Problem details >>
Down to the last line below, repeat the entries word for word and drop the pictures.
======== Data records
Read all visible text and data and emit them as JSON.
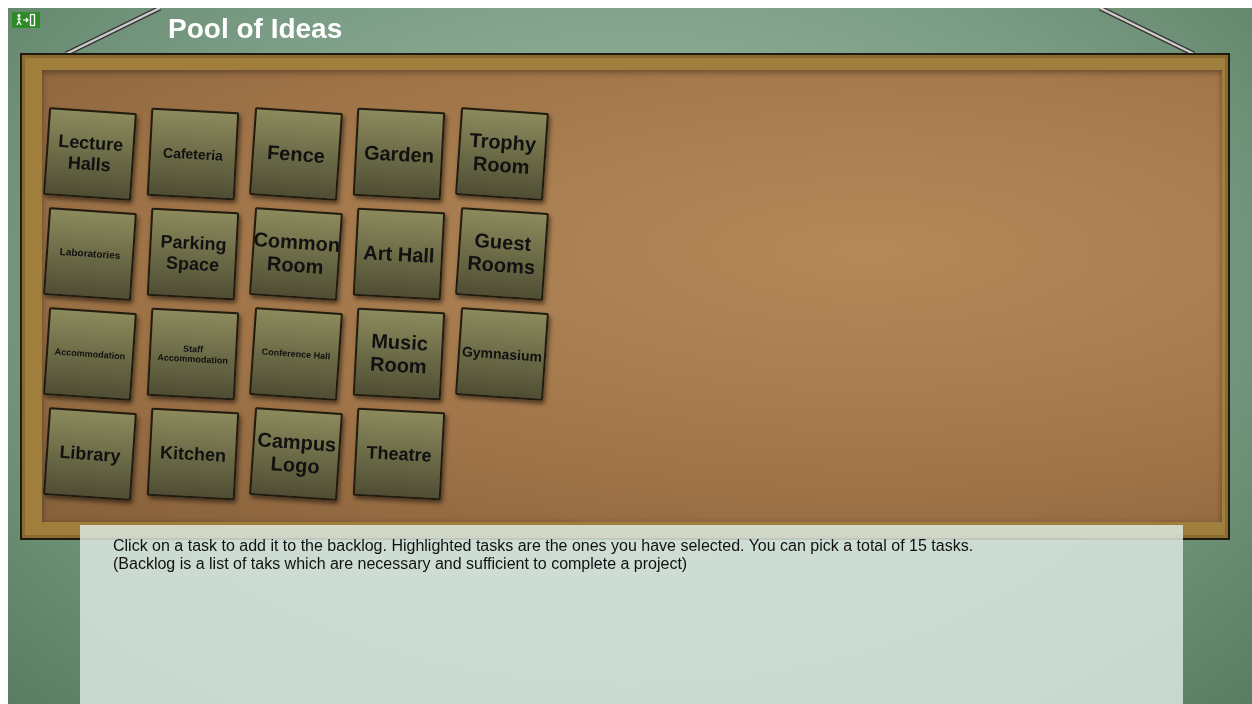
{
  "title": "Pool of Ideas",
  "tasks": [
    {
      "label": "Lecture Halls",
      "selected": false
    },
    {
      "label": "Cafeteria",
      "selected": false
    },
    {
      "label": "Fence",
      "selected": false
    },
    {
      "label": "Garden",
      "selected": false
    },
    {
      "label": "Trophy Room",
      "selected": false
    },
    {
      "label": "Laboratories",
      "selected": false
    },
    {
      "label": "Parking Space",
      "selected": false
    },
    {
      "label": "Common Room",
      "selected": false
    },
    {
      "label": "Art Hall",
      "selected": false
    },
    {
      "label": "Guest Rooms",
      "selected": false
    },
    {
      "label": "Accommodation",
      "selected": false
    },
    {
      "label": "Staff Accommodation",
      "selected": false
    },
    {
      "label": "Conference Hall",
      "selected": false
    },
    {
      "label": "Music Room",
      "selected": false
    },
    {
      "label": "Gymnasium",
      "selected": false
    },
    {
      "label": "Library",
      "selected": false
    },
    {
      "label": "Kitchen",
      "selected": false
    },
    {
      "label": "Campus Logo",
      "selected": false
    },
    {
      "label": "Theatre",
      "selected": false
    }
  ],
  "instructions": [
    "Click on a task to add it to the backlog. Highlighted tasks are the ones you have selected. You can pick a total of 15 tasks.",
    "(Backlog is a list of taks which are necessary and sufficient to complete a project)"
  ]
}
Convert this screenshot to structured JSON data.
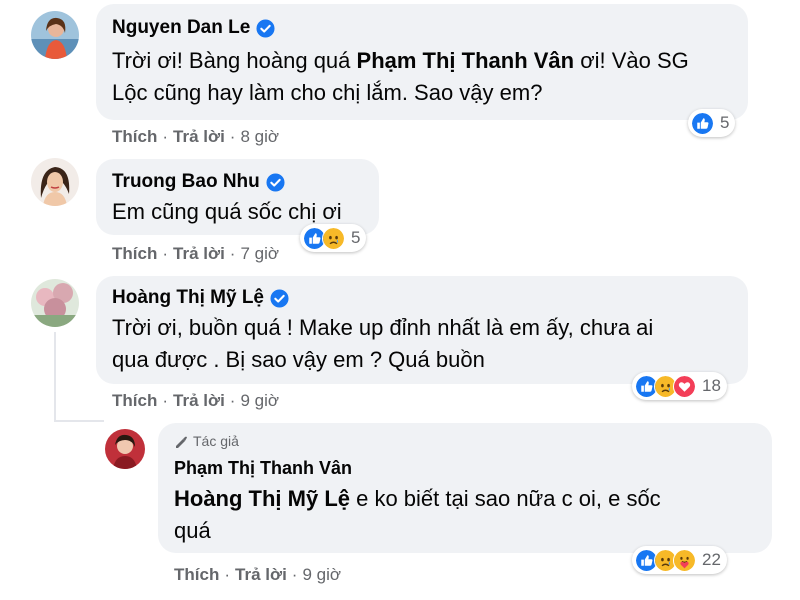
{
  "comments": [
    {
      "name": "Nguyen Dan Le",
      "text_line1_a": "Trời ơi! Bàng hoàng quá ",
      "text_line1_mention": "Phạm Thị Thanh Vân",
      "text_line1_b": " ơi! Vào SG",
      "text_line2": "Lộc cũng hay làm cho chị lắm. Sao vậy em?",
      "like": "Thích",
      "reply": "Trả lời",
      "time": "8 giờ",
      "reaction_count": "5",
      "reactions": [
        "like-reaction"
      ]
    },
    {
      "name": "Truong Bao Nhu",
      "text_line1": "Em cũng quá sốc chị ơi",
      "like": "Thích",
      "reply": "Trả lời",
      "time": "7 giờ",
      "reaction_count": "5",
      "reactions": [
        "like-reaction",
        "sad-reaction"
      ]
    },
    {
      "name": "Hoàng Thị Mỹ Lệ",
      "text_line1": "Trời ơi, buồn quá ! Make up đỉnh nhất là em ấy, chưa ai",
      "text_line2": "qua được . Bị sao vậy em ? Quá buồn",
      "like": "Thích",
      "reply": "Trả lời",
      "time": "9 giờ",
      "reaction_count": "18",
      "reactions": [
        "like-reaction",
        "sad-reaction",
        "love-reaction"
      ]
    },
    {
      "author_tag": "Tác giả",
      "name": "Phạm Thị Thanh Vân",
      "text_line1_mention": "Hoàng Thị Mỹ Lệ",
      "text_line1_b": " e ko biết tại sao nữa c oi, e sốc",
      "text_line2": "quá",
      "like": "Thích",
      "reply": "Trả lời",
      "time": "9 giờ",
      "reaction_count": "22",
      "reactions": [
        "like-reaction",
        "sad-reaction",
        "care-reaction"
      ]
    }
  ],
  "separator": "·",
  "colors": {
    "bubble": "#f0f2f5",
    "text": "#050505",
    "meta": "#65676b",
    "facebook_blue": "#1877f2",
    "sad_yellow": "#f7b928",
    "love_red": "#f33e58"
  }
}
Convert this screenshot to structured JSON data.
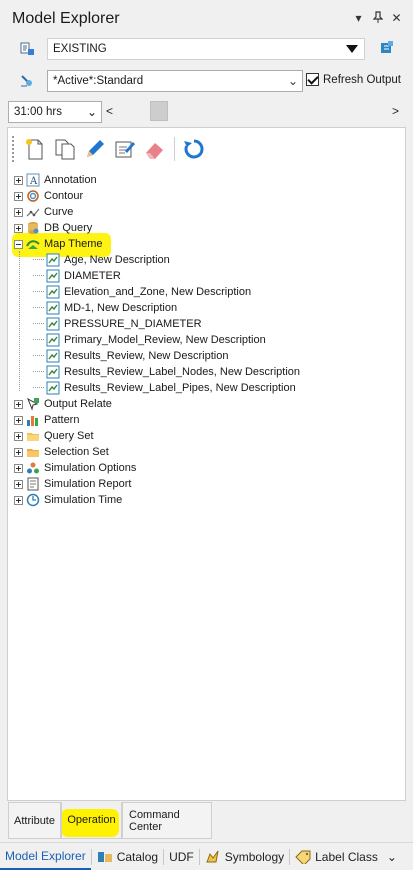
{
  "window": {
    "title": "Model Explorer",
    "controls": {
      "menu": "▾",
      "pin": "⊣",
      "close": "✕"
    }
  },
  "scenario": {
    "value": "EXISTING"
  },
  "alternative": {
    "value": "*Active*:Standard",
    "refresh_label": "Refresh Output",
    "refresh_checked": true
  },
  "time": {
    "value": "31:00 hrs"
  },
  "toolbar": {
    "icons": [
      "new-icon",
      "copy-icon",
      "edit-pencil-icon",
      "rename-icon",
      "delete-eraser-icon",
      "refresh-icon"
    ]
  },
  "tree": {
    "nodes": [
      {
        "label": "Annotation",
        "icon": "annotation-icon",
        "expanded": false
      },
      {
        "label": "Contour",
        "icon": "contour-icon",
        "expanded": false
      },
      {
        "label": "Curve",
        "icon": "curve-icon",
        "expanded": false
      },
      {
        "label": "DB Query",
        "icon": "db-query-icon",
        "expanded": false
      },
      {
        "label": "Map Theme",
        "icon": "map-theme-icon",
        "expanded": true
      },
      {
        "label": "Output Relate",
        "icon": "output-relate-icon",
        "expanded": false
      },
      {
        "label": "Pattern",
        "icon": "pattern-icon",
        "expanded": false
      },
      {
        "label": "Query Set",
        "icon": "query-set-icon",
        "expanded": false
      },
      {
        "label": "Selection Set",
        "icon": "selection-set-icon",
        "expanded": false
      },
      {
        "label": "Simulation Options",
        "icon": "simulation-options-icon",
        "expanded": false
      },
      {
        "label": "Simulation Report",
        "icon": "simulation-report-icon",
        "expanded": false
      },
      {
        "label": "Simulation Time",
        "icon": "simulation-time-icon",
        "expanded": false
      }
    ],
    "map_theme_children": [
      "Age, New Description",
      "DIAMETER",
      "Elevation_and_Zone, New Description",
      "MD-1, New Description",
      "PRESSURE_N_DIAMETER",
      "Primary_Model_Review, New Description",
      "Results_Review, New Description",
      "Results_Review_Label_Nodes, New Description",
      "Results_Review_Label_Pipes, New Description"
    ]
  },
  "tabs": [
    {
      "label": "Attribute"
    },
    {
      "label": "Operation",
      "active": true
    },
    {
      "label": "Command Center"
    }
  ],
  "dock": [
    {
      "label": "Model Explorer",
      "active": true
    },
    {
      "label": "Catalog",
      "icon": "catalog-icon"
    },
    {
      "label": "UDF"
    },
    {
      "label": "Symbology",
      "icon": "symbology-icon"
    },
    {
      "label": "Label Class",
      "icon": "label-class-icon"
    }
  ],
  "colors": {
    "highlight": "#fff200",
    "accent": "#1a5fb4",
    "theme_icon": "#2e8b3d"
  }
}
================
Answer >>
Read all visible text and data and emit them as JSON.
{
  "title": "Pool of Ideas",
  "tasks": [
    {
      "label": "Lecture Halls",
      "selected": false
    },
    {
      "label": "Cafeteria",
      "selected": false
    },
    {
      "label": "Fence",
      "selected": false
    },
    {
      "label": "Garden",
      "selected": false
    },
    {
      "label": "Trophy Room",
      "selected": false
    },
    {
      "label": "Laboratories",
      "selected": false
    },
    {
      "label": "Parking Space",
      "selected": false
    },
    {
      "label": "Common Room",
      "selected": false
    },
    {
      "label": "Art Hall",
      "selected": false
    },
    {
      "label": "Guest Rooms",
      "selected": false
    },
    {
      "label": "Accommodation",
      "selected": false
    },
    {
      "label": "Staff Accommodation",
      "selected": false
    },
    {
      "label": "Conference Hall",
      "selected": false
    },
    {
      "label": "Music Room",
      "selected": false
    },
    {
      "label": "Gymnasium",
      "selected": false
    },
    {
      "label": "Library",
      "selected": false
    },
    {
      "label": "Kitchen",
      "selected": false
    },
    {
      "label": "Campus Logo",
      "selected": false
    },
    {
      "label": "Theatre",
      "selected": false
    }
  ],
  "instructions": [
    "Click on a task to add it to the backlog. Highlighted tasks are the ones you have selected. You can pick a total of 15 tasks.",
    "(Backlog is a list of taks which are necessary and sufficient to complete a project)"
  ]
}
Convert this screenshot to structured JSON data.
{
  "comments": [
    {
      "name": "Nguyen Dan Le",
      "text_line1_a": "Trời ơi! Bàng hoàng quá ",
      "text_line1_mention": "Phạm Thị Thanh Vân",
      "text_line1_b": " ơi! Vào SG",
      "text_line2": "Lộc cũng hay làm cho chị lắm. Sao vậy em?",
      "like": "Thích",
      "reply": "Trả lời",
      "time": "8 giờ",
      "reaction_count": "5",
      "reactions": [
        "like-reaction"
      ]
    },
    {
      "name": "Truong Bao Nhu",
      "text_line1": "Em cũng quá sốc chị ơi",
      "like": "Thích",
      "reply": "Trả lời",
      "time": "7 giờ",
      "reaction_count": "5",
      "reactions": [
        "like-reaction",
        "sad-reaction"
      ]
    },
    {
      "name": "Hoàng Thị Mỹ Lệ",
      "text_line1": "Trời ơi, buồn quá ! Make up đỉnh nhất là em ấy, chưa ai",
      "text_line2": "qua được . Bị sao vậy em ? Quá buồn",
      "like": "Thích",
      "reply": "Trả lời",
      "time": "9 giờ",
      "reaction_count": "18",
      "reactions": [
        "like-reaction",
        "sad-reaction",
        "love-reaction"
      ]
    },
    {
      "author_tag": "Tác giả",
      "name": "Phạm Thị Thanh Vân",
      "text_line1_mention": "Hoàng Thị Mỹ Lệ",
      "text_line1_b": " e ko biết tại sao nữa c oi, e sốc",
      "text_line2": "quá",
      "like": "Thích",
      "reply": "Trả lời",
      "time": "9 giờ",
      "reaction_count": "22",
      "reactions": [
        "like-reaction",
        "sad-reaction",
        "care-reaction"
      ]
    }
  ],
  "separator": "·",
  "colors": {
    "bubble": "#f0f2f5",
    "text": "#050505",
    "meta": "#65676b",
    "facebook_blue": "#1877f2",
    "sad_yellow": "#f7b928",
    "love_red": "#f33e58"
  }
}
Convert this screenshot to structured JSON data.
{
  "window": {
    "title": "Model Explorer",
    "controls": {
      "menu": "▾",
      "pin": "⊣",
      "close": "✕"
    }
  },
  "scenario": {
    "value": "EXISTING"
  },
  "alternative": {
    "value": "*Active*:Standard",
    "refresh_label": "Refresh Output",
    "refresh_checked": true
  },
  "time": {
    "value": "31:00 hrs"
  },
  "toolbar": {
    "icons": [
      "new-icon",
      "copy-icon",
      "edit-pencil-icon",
      "rename-icon",
      "delete-eraser-icon",
      "refresh-icon"
    ]
  },
  "tree": {
    "nodes": [
      {
        "label": "Annotation",
        "icon": "annotation-icon",
        "expanded": false
      },
      {
        "label": "Contour",
        "icon": "contour-icon",
        "expanded": false
      },
      {
        "label": "Curve",
        "icon": "curve-icon",
        "expanded": false
      },
      {
        "label": "DB Query",
        "icon": "db-query-icon",
        "expanded": false
      },
      {
        "label": "Map Theme",
        "icon": "map-theme-icon",
        "expanded": true
      },
      {
        "label": "Output Relate",
        "icon": "output-relate-icon",
        "expanded": false
      },
      {
        "label": "Pattern",
        "icon": "pattern-icon",
        "expanded": false
      },
      {
        "label": "Query Set",
        "icon": "query-set-icon",
        "expanded": false
      },
      {
        "label": "Selection Set",
        "icon": "selection-set-icon",
        "expanded": false
      },
      {
        "label": "Simulation Options",
        "icon": "simulation-options-icon",
        "expanded": false
      },
      {
        "label": "Simulation Report",
        "icon": "simulation-report-icon",
        "expanded": false
      },
      {
        "label": "Simulation Time",
        "icon": "simulation-time-icon",
        "expanded": false
      }
    ],
    "map_theme_children": [
      "Age, New Description",
      "DIAMETER",
      "Elevation_and_Zone, New Description",
      "MD-1, New Description",
      "PRESSURE_N_DIAMETER",
      "Primary_Model_Review, New Description",
      "Results_Review, New Description",
      "Results_Review_Label_Nodes, New Description",
      "Results_Review_Label_Pipes, New Description"
    ]
  },
  "tabs": [
    {
      "label": "Attribute"
    },
    {
      "label": "Operation",
      "active": true
    },
    {
      "label": "Command Center"
    }
  ],
  "dock": [
    {
      "label": "Model Explorer",
      "active": true
    },
    {
      "label": "Catalog",
      "icon": "catalog-icon"
    },
    {
      "label": "UDF"
    },
    {
      "label": "Symbology",
      "icon": "symbology-icon"
    },
    {
      "label": "Label Class",
      "icon": "label-class-icon"
    }
  ],
  "colors": {
    "highlight": "#fff200",
    "accent": "#1a5fb4",
    "theme_icon": "#2e8b3d"
  }
}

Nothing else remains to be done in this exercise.